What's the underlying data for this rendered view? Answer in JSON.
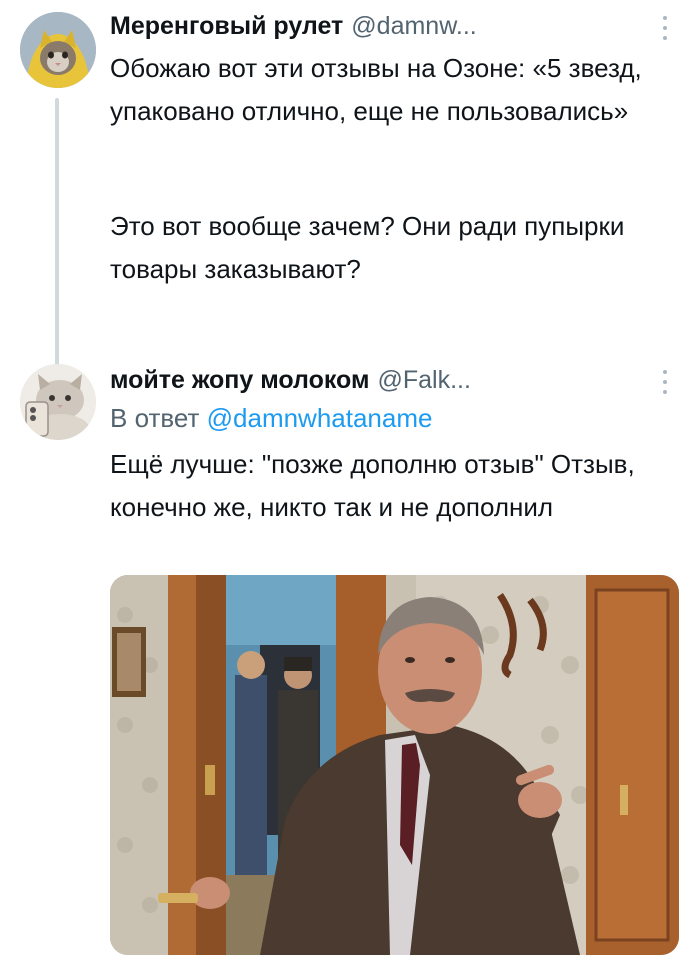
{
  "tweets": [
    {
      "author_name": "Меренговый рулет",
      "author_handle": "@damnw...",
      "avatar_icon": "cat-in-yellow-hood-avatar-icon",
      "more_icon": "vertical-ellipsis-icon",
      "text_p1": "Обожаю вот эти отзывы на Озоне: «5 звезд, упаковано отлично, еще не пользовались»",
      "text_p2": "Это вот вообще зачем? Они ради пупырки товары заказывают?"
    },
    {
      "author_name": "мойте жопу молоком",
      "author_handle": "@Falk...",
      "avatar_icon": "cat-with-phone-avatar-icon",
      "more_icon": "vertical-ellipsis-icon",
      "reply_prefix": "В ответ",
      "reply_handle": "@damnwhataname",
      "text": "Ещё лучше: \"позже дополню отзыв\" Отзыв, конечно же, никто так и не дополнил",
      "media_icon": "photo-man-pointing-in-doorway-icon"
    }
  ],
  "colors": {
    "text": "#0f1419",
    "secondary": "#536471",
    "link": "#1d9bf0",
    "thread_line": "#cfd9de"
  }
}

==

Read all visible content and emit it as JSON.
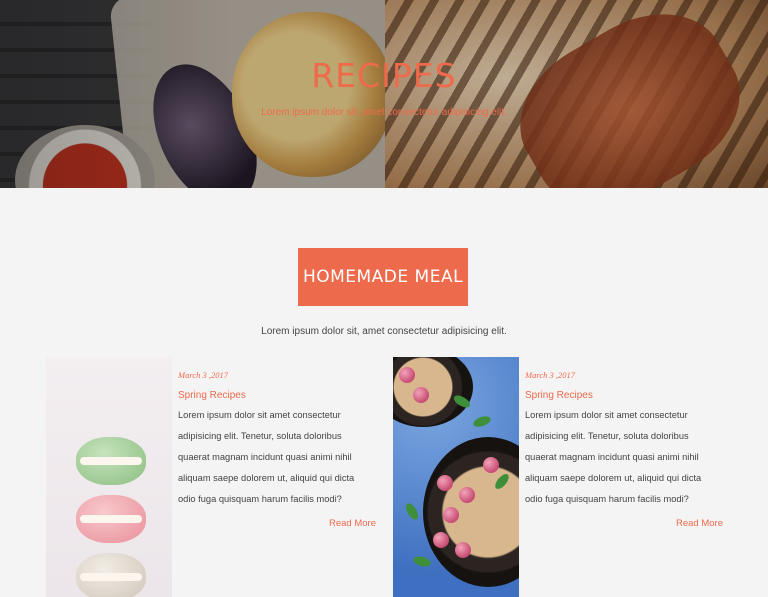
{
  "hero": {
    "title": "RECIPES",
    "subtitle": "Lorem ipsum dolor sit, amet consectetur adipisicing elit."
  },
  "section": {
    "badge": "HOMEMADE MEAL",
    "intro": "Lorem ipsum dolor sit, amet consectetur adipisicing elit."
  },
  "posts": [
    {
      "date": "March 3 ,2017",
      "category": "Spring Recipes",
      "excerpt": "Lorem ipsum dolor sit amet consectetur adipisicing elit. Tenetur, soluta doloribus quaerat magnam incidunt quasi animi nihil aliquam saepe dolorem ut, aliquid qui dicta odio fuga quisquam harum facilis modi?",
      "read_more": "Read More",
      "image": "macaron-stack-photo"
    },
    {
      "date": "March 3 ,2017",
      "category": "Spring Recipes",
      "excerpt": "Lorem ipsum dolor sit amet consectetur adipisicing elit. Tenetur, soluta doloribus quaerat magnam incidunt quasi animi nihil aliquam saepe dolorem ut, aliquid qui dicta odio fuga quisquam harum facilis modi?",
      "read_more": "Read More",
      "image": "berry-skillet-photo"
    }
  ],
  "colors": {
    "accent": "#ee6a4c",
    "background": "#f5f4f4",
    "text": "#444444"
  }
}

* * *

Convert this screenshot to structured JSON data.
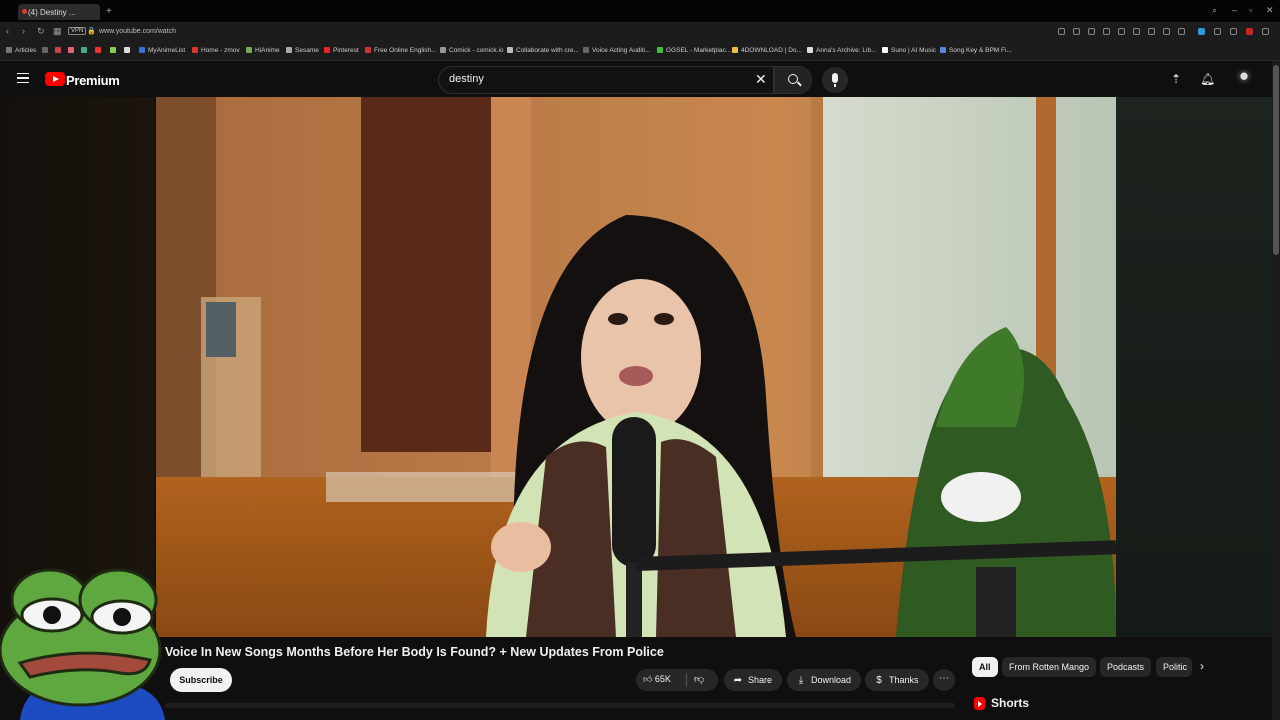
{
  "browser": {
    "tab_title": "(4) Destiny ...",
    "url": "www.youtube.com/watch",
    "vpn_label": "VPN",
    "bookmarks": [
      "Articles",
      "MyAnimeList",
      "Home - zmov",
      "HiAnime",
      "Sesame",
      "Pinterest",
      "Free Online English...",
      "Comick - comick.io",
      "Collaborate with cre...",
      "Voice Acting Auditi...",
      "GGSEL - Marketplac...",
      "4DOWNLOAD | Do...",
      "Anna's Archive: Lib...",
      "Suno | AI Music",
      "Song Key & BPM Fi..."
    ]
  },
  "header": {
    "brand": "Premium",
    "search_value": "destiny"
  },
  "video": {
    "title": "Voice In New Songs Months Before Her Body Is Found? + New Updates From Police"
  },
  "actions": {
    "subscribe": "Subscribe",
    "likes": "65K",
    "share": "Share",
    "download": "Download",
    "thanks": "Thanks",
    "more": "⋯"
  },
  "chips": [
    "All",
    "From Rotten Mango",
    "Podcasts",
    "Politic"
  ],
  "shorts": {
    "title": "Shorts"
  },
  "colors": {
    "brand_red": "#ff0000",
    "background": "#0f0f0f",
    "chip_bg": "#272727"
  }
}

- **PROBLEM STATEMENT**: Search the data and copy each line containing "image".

- **ANSWER TO THIS TASK**:
      "image": "macaron-stack-photo"
      "image": "berry-skillet-photo"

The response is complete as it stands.